In 2008 we complete phase 1, installing a custom wooden spiral staircase from the main floor down to the basement.  We had to move some gas and water pipes, replace old knob and tube wiring, install sheet rock, paint, rewire media cables, and put in flooring.  We also installed a sink near where existing water pipes were in preparation for phase 2.  All completed, that cost around $7000 for the custom stairs built and installed onsite and $10,000 for all the other work.  It was completed a month before we had our first child.  We thoroughly enjoyed our new media room, and my new office.  We got a new couch, had my brother install a kick-ass home theater; we enjoyed the extra space.

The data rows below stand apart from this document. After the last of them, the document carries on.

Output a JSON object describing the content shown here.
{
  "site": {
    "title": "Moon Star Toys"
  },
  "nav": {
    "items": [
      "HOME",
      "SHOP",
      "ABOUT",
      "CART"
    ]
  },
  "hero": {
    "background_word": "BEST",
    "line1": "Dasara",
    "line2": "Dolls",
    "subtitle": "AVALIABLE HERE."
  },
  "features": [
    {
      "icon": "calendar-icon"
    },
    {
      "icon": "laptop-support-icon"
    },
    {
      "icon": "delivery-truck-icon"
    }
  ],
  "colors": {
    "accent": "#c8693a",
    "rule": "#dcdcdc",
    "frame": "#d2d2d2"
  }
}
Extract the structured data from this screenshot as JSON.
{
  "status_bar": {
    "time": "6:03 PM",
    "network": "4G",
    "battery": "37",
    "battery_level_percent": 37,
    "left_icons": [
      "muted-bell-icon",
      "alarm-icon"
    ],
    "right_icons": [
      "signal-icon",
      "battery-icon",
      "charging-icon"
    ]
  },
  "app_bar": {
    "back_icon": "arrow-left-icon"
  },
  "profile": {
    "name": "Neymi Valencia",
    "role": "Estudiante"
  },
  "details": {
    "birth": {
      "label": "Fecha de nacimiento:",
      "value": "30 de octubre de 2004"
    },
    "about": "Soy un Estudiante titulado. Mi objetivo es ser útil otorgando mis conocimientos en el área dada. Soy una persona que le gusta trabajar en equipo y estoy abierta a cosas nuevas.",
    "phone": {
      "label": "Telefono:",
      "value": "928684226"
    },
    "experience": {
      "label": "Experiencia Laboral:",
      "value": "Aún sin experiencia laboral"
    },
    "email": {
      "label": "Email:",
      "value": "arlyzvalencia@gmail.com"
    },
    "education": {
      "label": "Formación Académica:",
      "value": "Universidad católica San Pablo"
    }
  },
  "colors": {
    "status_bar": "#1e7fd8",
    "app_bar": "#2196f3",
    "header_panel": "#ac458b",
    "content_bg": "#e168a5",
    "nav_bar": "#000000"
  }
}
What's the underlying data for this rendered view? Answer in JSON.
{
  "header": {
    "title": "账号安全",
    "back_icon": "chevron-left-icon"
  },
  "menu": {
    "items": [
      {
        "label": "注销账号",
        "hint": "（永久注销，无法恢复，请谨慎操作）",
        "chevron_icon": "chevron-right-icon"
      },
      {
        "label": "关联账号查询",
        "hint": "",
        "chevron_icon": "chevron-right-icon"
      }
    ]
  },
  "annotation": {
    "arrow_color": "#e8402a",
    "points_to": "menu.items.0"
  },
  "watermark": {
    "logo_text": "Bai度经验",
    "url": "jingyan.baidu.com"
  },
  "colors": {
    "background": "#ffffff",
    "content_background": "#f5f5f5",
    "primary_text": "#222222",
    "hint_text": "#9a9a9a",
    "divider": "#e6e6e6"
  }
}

Then the housing market tanked.  We had only planned to be in this house for 3-5 years, sure that we could flip it for a fortune and move on up.  About 5 years in, we saw that we could not possibly sell.  So with plans for another baby and need of more space we decided to tackle phase 2.

This was a much bigger deal.

The thought was to redo the whole basement into more usable space: master bedroom, office, craft room/wet bar and wine storage, full bathroom, and home theater.  We saved up some money, refinanced our car (yes you can do that if you’ve paid enough into it and its still worth something!), and set to work.

I consulted my awesome plumber first (Mike Chickering at EMC) who hooked me up with a kick ass contractor (Nathan Saracino) and we met a few times to discuss.  I drew out numerous plans on graph paper.  I cut out movable pieces representing true-to-size sinks, toilets, sofas, tables, beds, and other furnishings to see how we could layout the rooms.  I consulted with a couple interior designers for tips, and kept checking for building code compliance with my contractor.  In the end I drew up the plans myself and went through the permitting process with the City.

Permitting was rough.  There were a few challenges:

  • Our ceilings are 7  feet on one side and 6 foot 4 inches on the other  (a living space must have a ceiling clearance of 7 foot 6 inches, BUT kitchens, bathrooms, and storage areas are ok at 7 feet).   I had to inform the city employee of this bit building code trivia.
  • We planned to install a macerating pump for the toilet waste, shower, and sinks since the basement is below grade the liquid needs to pump up and over-head to the main sewer.  The City had no experience with this and I had to get some paperwork from Saniflow and jump through hoops there.

After 2-3 visits to the City, I make a few revisions go to get my plan approved Friday morning, all is looking good until at the last minute Boss Man says, “A storage area can only have one plug and one light.”  (My storage area is 3 rooms and 900 square feet.)   This is a huge depressing blow and I’m hurt, mad, and defeated.   I relay this to my dad (who worked his whole career within city planning) and he gets stinking mad and we fight it.  We send an email to Boss Man and my council member saying they have no right or reason to deny our plan.  Monday we got our permit!

Note: There is more to this story if I ever find a moment to complete it…